The work of the community-led task force created for the purpose of master facilities planning for Worthington Schools has concluded. The task force has presented its recommendations to the Worthington school board with a three-phase, comprehensive plan.

Thank you to the hundreds of community members who provided feedback and volunteered countless hours to the effort. This truly is the community's plan for the future of our schools.

The goal of the master facilities plan is to identify solutions for our most urgent facility and operational needs, including caring for our aging facilities; managing for enrollment fluctuations; and balancing high school enrollment so students throughout the district are provided with equitable opportunities no matter which high school they attend.

We often refer to these challenges – aging facilities, balancing high school enrollment and capacity for all – as the ABCs of facilities planning. Here's why:

* Worthington Schools' enrollment has increased by 1,000 students over the past five years, and independent reports indicate the district will grow by another 800 students over the next five years. Worthington currently is in the top 10 school districts for enrollment growth in the entire state of Ohio.

* We have some buildings that are well past the half-century mark, with infrastructure and mechanical systems that are near or beyond their working lifespan and are becoming more costly to maintain. Without a plan, these increasing costs could affect funding in the classroom.

* We are facing a growing unbalance in our high school enrollment. Currently, Thomas Worthington High School has 1,740 students and Worthington Kilbourne High School has 1,250 students. We expect both high schools will increase in enrollment over the next several years, and in the case of Thomas Worthington, the growth will exceed the capacity of the building.

For our increasing enrollment, the master facilities plan recommends the school district change elementary configuration to kindergarten to fifth grade, with sixth-graders going to the middle school. Moving sixth-graders creates the needed capacity at the elementary level.

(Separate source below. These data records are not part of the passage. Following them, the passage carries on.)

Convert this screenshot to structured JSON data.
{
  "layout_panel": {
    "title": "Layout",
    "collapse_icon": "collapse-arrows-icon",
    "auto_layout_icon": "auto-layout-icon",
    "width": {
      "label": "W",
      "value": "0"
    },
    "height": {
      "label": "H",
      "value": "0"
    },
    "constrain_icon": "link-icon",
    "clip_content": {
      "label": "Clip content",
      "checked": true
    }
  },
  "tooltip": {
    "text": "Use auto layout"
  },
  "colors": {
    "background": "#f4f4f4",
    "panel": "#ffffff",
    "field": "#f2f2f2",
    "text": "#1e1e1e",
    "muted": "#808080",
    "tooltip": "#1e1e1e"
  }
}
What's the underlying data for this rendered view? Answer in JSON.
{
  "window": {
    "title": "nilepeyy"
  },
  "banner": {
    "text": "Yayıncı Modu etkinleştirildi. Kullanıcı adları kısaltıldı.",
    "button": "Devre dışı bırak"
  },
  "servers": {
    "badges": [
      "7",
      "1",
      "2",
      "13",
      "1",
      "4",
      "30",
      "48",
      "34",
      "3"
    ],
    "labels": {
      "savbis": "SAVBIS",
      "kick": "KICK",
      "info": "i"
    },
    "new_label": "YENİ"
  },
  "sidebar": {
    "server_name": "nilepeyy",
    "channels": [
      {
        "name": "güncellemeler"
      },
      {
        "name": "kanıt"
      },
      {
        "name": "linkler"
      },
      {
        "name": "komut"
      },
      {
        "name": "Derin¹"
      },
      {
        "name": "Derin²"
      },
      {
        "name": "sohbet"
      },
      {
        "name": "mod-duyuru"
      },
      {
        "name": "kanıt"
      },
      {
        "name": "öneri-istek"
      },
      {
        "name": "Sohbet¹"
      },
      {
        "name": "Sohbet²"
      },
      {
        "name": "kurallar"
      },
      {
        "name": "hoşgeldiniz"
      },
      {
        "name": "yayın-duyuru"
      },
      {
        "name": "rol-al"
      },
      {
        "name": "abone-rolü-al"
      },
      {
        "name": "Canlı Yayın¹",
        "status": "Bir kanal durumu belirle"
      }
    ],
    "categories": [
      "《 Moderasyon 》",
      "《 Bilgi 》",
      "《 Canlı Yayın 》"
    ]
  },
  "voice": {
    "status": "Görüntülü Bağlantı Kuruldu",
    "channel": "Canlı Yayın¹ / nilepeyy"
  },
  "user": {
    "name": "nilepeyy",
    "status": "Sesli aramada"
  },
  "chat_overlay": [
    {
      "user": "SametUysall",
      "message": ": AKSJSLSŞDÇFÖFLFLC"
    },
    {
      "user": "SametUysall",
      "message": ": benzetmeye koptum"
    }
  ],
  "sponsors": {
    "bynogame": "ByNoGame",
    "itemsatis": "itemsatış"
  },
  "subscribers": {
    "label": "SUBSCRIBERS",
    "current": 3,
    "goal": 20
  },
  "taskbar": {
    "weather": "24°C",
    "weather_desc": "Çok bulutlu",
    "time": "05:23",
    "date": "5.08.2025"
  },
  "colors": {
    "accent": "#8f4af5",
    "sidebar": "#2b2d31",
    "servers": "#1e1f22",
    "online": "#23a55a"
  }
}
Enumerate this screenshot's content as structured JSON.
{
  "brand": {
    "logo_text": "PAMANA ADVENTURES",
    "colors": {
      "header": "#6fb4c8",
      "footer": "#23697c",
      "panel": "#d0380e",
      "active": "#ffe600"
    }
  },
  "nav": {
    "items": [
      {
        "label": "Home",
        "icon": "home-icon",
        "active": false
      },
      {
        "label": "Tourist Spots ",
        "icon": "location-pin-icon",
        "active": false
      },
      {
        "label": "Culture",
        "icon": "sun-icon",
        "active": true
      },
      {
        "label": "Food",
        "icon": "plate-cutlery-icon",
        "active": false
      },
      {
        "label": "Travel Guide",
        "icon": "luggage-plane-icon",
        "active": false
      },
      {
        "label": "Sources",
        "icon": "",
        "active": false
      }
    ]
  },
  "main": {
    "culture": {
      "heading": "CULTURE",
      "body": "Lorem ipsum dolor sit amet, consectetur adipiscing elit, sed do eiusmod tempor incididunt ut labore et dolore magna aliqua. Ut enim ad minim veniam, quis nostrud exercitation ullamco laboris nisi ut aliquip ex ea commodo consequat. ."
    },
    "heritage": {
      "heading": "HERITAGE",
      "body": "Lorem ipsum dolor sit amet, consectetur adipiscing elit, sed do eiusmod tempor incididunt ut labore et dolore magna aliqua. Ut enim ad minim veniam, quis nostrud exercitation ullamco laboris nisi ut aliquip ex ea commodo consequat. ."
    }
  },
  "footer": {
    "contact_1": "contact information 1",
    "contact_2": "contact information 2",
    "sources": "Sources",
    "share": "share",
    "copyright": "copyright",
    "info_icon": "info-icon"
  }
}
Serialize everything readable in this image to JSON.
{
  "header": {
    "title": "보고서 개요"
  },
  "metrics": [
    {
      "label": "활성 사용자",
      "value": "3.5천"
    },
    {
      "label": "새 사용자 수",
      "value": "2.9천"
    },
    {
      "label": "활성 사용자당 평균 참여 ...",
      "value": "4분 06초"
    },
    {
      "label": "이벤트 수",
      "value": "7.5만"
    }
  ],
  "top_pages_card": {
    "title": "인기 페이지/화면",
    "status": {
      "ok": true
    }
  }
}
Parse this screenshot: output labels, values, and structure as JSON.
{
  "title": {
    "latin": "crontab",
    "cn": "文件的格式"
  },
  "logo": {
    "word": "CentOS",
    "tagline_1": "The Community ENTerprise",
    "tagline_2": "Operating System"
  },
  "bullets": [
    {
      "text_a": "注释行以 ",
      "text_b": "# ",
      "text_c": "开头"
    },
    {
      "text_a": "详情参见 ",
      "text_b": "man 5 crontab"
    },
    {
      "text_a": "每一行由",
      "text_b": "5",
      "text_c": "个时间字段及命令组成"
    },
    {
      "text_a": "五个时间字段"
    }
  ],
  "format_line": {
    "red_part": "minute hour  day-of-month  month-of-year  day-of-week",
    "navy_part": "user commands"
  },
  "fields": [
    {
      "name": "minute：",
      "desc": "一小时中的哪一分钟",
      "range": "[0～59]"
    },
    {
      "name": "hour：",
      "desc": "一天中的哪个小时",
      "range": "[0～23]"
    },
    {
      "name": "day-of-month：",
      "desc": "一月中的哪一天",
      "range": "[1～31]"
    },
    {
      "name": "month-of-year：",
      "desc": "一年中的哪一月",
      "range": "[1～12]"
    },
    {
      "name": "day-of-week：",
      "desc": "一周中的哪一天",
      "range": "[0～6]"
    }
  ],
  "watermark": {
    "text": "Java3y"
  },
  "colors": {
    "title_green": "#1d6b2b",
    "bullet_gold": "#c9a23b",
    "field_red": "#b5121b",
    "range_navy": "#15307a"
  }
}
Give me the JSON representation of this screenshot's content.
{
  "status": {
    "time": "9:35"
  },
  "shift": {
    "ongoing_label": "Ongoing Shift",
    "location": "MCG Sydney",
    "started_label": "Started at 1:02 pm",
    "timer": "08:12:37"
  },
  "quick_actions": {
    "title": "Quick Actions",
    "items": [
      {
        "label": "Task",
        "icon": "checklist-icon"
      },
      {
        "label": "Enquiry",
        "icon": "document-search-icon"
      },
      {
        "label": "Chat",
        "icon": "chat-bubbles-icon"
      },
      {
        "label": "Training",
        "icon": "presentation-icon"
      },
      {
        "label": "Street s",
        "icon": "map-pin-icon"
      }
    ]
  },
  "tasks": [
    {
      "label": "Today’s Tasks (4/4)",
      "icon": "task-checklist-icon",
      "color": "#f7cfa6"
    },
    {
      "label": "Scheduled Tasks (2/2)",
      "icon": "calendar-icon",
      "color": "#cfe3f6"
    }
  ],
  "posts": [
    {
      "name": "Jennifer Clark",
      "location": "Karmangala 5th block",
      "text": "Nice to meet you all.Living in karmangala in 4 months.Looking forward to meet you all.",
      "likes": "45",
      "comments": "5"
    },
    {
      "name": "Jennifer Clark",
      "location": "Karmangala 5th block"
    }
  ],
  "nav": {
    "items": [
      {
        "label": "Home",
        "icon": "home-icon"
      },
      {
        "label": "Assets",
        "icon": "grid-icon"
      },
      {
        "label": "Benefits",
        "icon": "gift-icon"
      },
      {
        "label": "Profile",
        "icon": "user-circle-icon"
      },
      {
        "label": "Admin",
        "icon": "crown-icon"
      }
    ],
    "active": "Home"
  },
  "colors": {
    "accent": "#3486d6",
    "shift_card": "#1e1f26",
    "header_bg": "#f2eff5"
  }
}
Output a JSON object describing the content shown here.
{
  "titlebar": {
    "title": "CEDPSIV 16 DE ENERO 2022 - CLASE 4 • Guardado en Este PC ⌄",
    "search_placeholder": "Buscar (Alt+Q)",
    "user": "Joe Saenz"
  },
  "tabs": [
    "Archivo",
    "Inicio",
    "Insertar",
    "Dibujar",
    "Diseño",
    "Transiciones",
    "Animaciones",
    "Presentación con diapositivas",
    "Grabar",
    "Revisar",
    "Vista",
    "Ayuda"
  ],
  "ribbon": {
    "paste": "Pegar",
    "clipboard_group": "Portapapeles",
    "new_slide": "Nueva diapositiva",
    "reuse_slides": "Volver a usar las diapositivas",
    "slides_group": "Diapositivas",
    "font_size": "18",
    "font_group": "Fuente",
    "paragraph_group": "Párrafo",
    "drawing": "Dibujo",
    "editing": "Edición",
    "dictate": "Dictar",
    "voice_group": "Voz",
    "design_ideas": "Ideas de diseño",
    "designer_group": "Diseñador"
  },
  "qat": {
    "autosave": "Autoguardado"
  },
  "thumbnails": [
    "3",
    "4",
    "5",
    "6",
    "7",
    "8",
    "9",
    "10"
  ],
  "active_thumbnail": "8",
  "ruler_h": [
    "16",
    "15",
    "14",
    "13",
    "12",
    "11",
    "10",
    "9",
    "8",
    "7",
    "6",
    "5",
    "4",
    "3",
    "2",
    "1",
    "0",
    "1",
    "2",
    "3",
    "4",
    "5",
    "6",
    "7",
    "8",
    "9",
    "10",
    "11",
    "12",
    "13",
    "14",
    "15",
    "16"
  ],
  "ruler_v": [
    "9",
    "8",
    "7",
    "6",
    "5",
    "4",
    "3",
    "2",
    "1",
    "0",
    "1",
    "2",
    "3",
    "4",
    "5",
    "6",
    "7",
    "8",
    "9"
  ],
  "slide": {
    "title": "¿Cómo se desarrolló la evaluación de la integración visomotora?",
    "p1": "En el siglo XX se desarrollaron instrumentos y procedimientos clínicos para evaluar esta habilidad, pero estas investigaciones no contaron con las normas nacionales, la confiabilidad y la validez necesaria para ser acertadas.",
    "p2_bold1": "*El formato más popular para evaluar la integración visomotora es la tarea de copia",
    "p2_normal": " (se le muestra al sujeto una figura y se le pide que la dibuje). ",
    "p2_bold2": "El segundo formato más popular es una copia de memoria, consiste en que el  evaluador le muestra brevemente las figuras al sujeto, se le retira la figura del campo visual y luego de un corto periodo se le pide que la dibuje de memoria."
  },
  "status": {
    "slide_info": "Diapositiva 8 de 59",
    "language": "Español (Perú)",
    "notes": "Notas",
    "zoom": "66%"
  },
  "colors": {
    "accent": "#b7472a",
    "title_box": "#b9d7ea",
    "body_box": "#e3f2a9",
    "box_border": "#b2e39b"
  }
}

This decision was based on community feedback collected through online and telephone surveys, which indicated the majority of our community members preferred this option. A big benefit to this plan is the school district can keep neighborhoods together and minimize redistricting, as well.

The district also will reopen Perry Middle School and expand the facility so that we can continue to offer the valued programs Phoenix Alternative Middle School and Worthington Academy.

To address aging school buildings, Phase 1 of the plan will rebuild Worthingway Middle School and renovate all other middle schools – buildings that are in need of immediate repair. In addition, all schools will receive needed technology and equipment upgrades.

Phase 2 will include repairs and renovations at Thomas Worthington, and elementary-building replacements and renovations will be considered in Phase 2 and Phase 3.

To balance high school enrollments, the plan recommends moving an elementary school attendance area from Thomas Worthington to Worthington Kilbourne.

The decision of which elementary will move to the Kilbourne attendance area has not been decided; further discussion and evaluation of elementary schools is needed.

Over the next several months, district leaders will continue to work with the community to decide what the future holds for our schools and the possibility of a bond and operating-levy request in 2018.

It is our hope that we can all work together and decide what it takes to maintain and protect excellence in both our community and schools – something that is important to all of us.

Trent Bowers is superintendent of Worthington Schools. Contact him by email at tbowers@wscloud.org or by phone at 614-450-6000.